The passengers consisted of mainly families etc but besides these there were some seriously shifty looking characters who seemed to be on excellent terms with the captain and his crew. I have to say they didn't look like sharholders of the ferry line which I think was Seatran. John and myself had decided after watching all the characters going in and out of the cockpit that it must either be a tardis or else it was a larger area than the passenger area. After thorough investigation I had established there was only one way out of this sardine tin and that was by the emergency exit which seemed to be being used by the shifty characters who were now openly carrying large bundles of money. We were heading into the Adaman Sea a notorious stretch of water for pirates. The only possible explanation as far as we could see was that these wee money carrying accomplaces just waiting to give the signal once they'd established there were rich pickings aboad. Furthermore in the central isle one to every two rows were very big black buckets which must be used by the pirates to speed up the process of collecting everyones valuables. To make things even more suspicious we suddenly stopped after only a few minutes of traveling for a family to be brought aboad. Very strange.
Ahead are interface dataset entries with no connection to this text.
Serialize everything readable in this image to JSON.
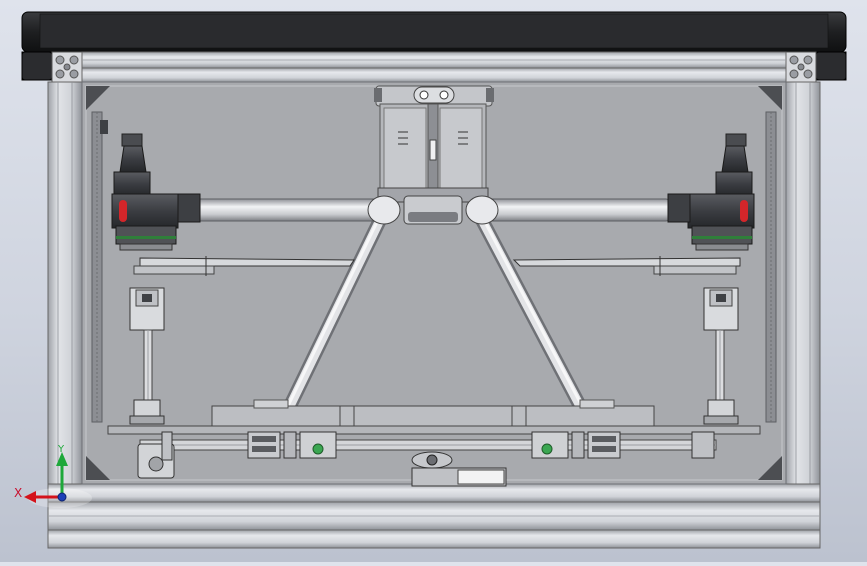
{
  "viewport": {
    "background_top": "#dfe3ec",
    "background_bottom": "#bcc2cf"
  },
  "colors": {
    "frame_top": "#1f1f21",
    "profile": "#c9ccd2",
    "inner_bg": "#a7a9ad",
    "tube": "#dcdde0",
    "motor_dark": "#3a3c40",
    "indicator_red": "#d3262a",
    "indicator_green": "#3aa651",
    "ring_green": "#2f7f3a",
    "axis_x": "#d4121a",
    "axis_y": "#1ea83a",
    "axis_z": "#1c3fb7"
  },
  "triad": {
    "x_label": "X",
    "y_label": "Y"
  }
}
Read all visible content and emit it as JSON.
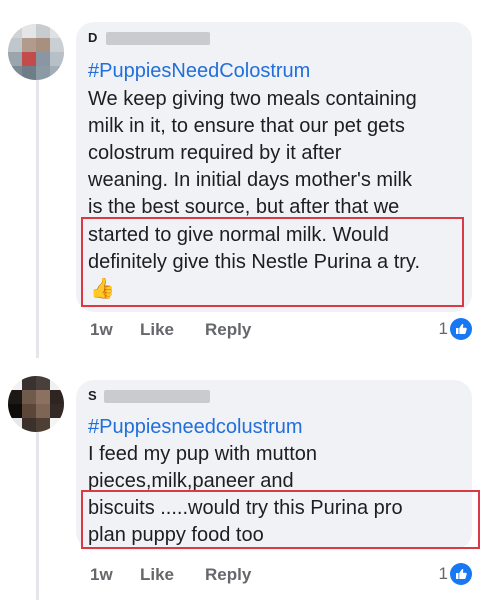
{
  "comments": [
    {
      "author_visible": "D",
      "hashtag": "#PuppiesNeedColostrum",
      "lines": [
        "We keep giving two meals containing",
        "milk in it, to ensure that our pet gets",
        "colostrum required by it after",
        "weaning. In initial days mother's milk",
        "is the best source, but after that we",
        "started to give normal milk. Would",
        "definitely give this Nestle Purina a try."
      ],
      "emoji": "👍",
      "time": "1w",
      "like_label": "Like",
      "reply_label": "Reply",
      "reaction_count": "1"
    },
    {
      "author_visible": "S",
      "hashtag": "#Puppiesneedcolustrum",
      "lines": [
        "I feed my pup with mutton",
        "pieces,milk,paneer and",
        "biscuits .....would try this Purina pro",
        "plan puppy food too"
      ],
      "time": "1w",
      "like_label": "Like",
      "reply_label": "Reply",
      "reaction_count": "1"
    }
  ],
  "colors": {
    "bubble": "#f0f2f5",
    "hashtag": "#216fdb",
    "highlight_box": "#d93a45",
    "meta_text": "#65676b",
    "like_blue": "#1877f2"
  },
  "icons": {
    "reaction": "thumbs-up-like-icon",
    "emoji": "thumbs-up-emoji"
  }
}
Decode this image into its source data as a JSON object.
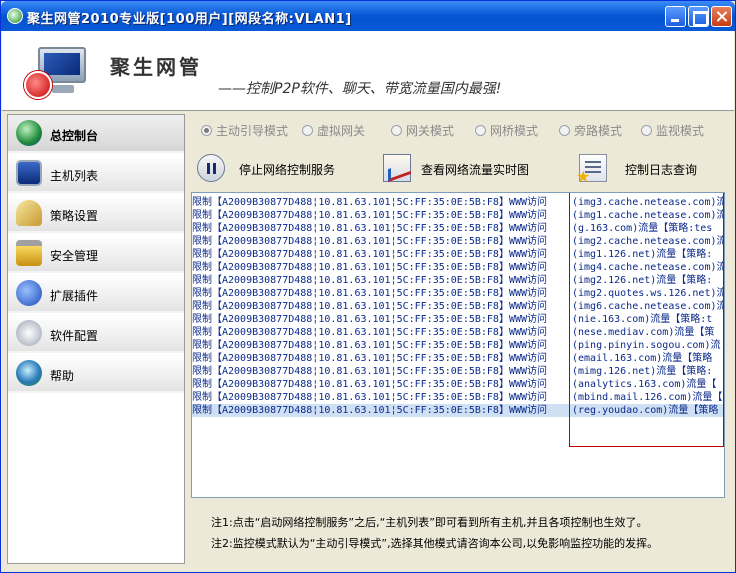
{
  "window": {
    "title": "聚生网管2010专业版[100用户][网段名称:VLAN1]"
  },
  "banner": {
    "brand": "聚生网管",
    "slogan": "——控制P2P软件、聊天、带宽流量国内最强!"
  },
  "sidebar": {
    "items": [
      {
        "label": "总控制台",
        "icon": "globe-icon",
        "active": true
      },
      {
        "label": "主机列表",
        "icon": "monitor-icon",
        "active": false
      },
      {
        "label": "策略设置",
        "icon": "wizard-icon",
        "active": false
      },
      {
        "label": "安全管理",
        "icon": "lock-icon",
        "active": false
      },
      {
        "label": "扩展插件",
        "icon": "plugin-icon",
        "active": false
      },
      {
        "label": "软件配置",
        "icon": "config-icon",
        "active": false
      },
      {
        "label": "帮助",
        "icon": "help-icon",
        "active": false
      }
    ]
  },
  "modes": [
    {
      "label": "主动引导模式",
      "checked": true
    },
    {
      "label": "虚拟网关",
      "checked": false
    },
    {
      "label": "网关模式",
      "checked": false
    },
    {
      "label": "网桥模式",
      "checked": false
    },
    {
      "label": "旁路模式",
      "checked": false
    },
    {
      "label": "监视模式",
      "checked": false
    }
  ],
  "toolbar": {
    "stop_label": "停止网络控制服务",
    "traffic_label": "查看网络流量实时图",
    "log_label": "控制日志查询"
  },
  "log": {
    "prefix": "限制【A2009B30877D488¦10.81.63.101¦5C:FF:35:0E:5B:F8】WWW访问",
    "details": [
      "(img3.cache.netease.com)流",
      "(img1.cache.netease.com)流",
      "(g.163.com)流量【策略:tes",
      "(img2.cache.netease.com)流",
      "(img1.126.net)流量【策略:",
      "(img4.cache.netease.com)流",
      "(img2.126.net)流量【策略:",
      "(img2.quotes.ws.126.net)流",
      "(img6.cache.netease.com)流",
      "(nie.163.com)流量【策略:t",
      "(nese.mediav.com)流量【策",
      "(ping.pinyin.sogou.com)流",
      "(email.163.com)流量【策略",
      "(mimg.126.net)流量【策略:",
      "(analytics.163.com)流量【",
      "(mbind.mail.126.com)流量【",
      "(reg.youdao.com)流量【策略"
    ],
    "selected_index": 16
  },
  "notes": {
    "line1": "注1:点击“启动网络控制服务”之后,“主机列表”即可看到所有主机,并且各项控制也生效了。",
    "line2": "注2:监控模式默认为“主动引导模式”,选择其他模式请咨询本公司,以免影响监控功能的发挥。"
  },
  "colors": {
    "titlebar": "#0a5ad8",
    "log_text": "#0b2a8a",
    "highlight_border": "#c00000",
    "selected_row": "#cfe0f4"
  }
}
We were suddenly distracted by the video movie which began with a loud explosion as a suicide bomber blew himself up along with the tuck tuck carrying him and a street full of people. The whole plot from there on seemed to centre around an elderly man who had lost three members of his family, seen bent praying at the graves, and arguing with tuc tuc drivers. We couldn't decide why he hated or distrusted tuck tuck drivers and concluded that he like the one in Bangkok who refused to take us where we asked had driven them to somewhere else instead of a military target killing innocent people and hopefully himself. A tuck tuck carrying a suicide bomber is a scary thought indeed similar to a cruise misile that has gone astray. The journey was less than that stated and we were disembarking when we should have been watching the conclusion to the film.

We passed through Customs and Immigration without hinderance once we'd paid our 25 dollors a piece for a visa. Indeed I have to say the officials were very friendly, welcoming and helpful which is more than you can say for British customs and within half an hour we were on the next bus with our new guide Anton.

The hotel Wisma Indah deserves acknowledgement as one of the worst hotels of the trip. It was dark, dirty and seedy, no air con, shower, wash bason or roof fan. The walls in the so called bathroom were dirty and covered in damp mould with a large a hole leading to the outside and big enough to let rats in. The place was an haven for mosquitoes, rats and cockroaches and was on a par with the other dump in Calcutta.

We arrived quite late and decided to find a bar and hope the room would look better later. It was just our luck to find a five star hotel down the road a short way. It had a very large outdoor swimming pool, a welcoming bar if not a little expensive (£3 a small can of local Bitang) and two rooms vacant out of a total of 150. One of the rooms a penthouse suite was £80 an night whilst a standard one was a mere £30. How much Ozbus was paid for the shit hole up the road is anyones guess. Mark, Mac, Sue and Mary booked the two rooms whilst we went back to confirm that our ours was as bad after beer. It was.

Last Updated on Monday, 20 April 2009 19:29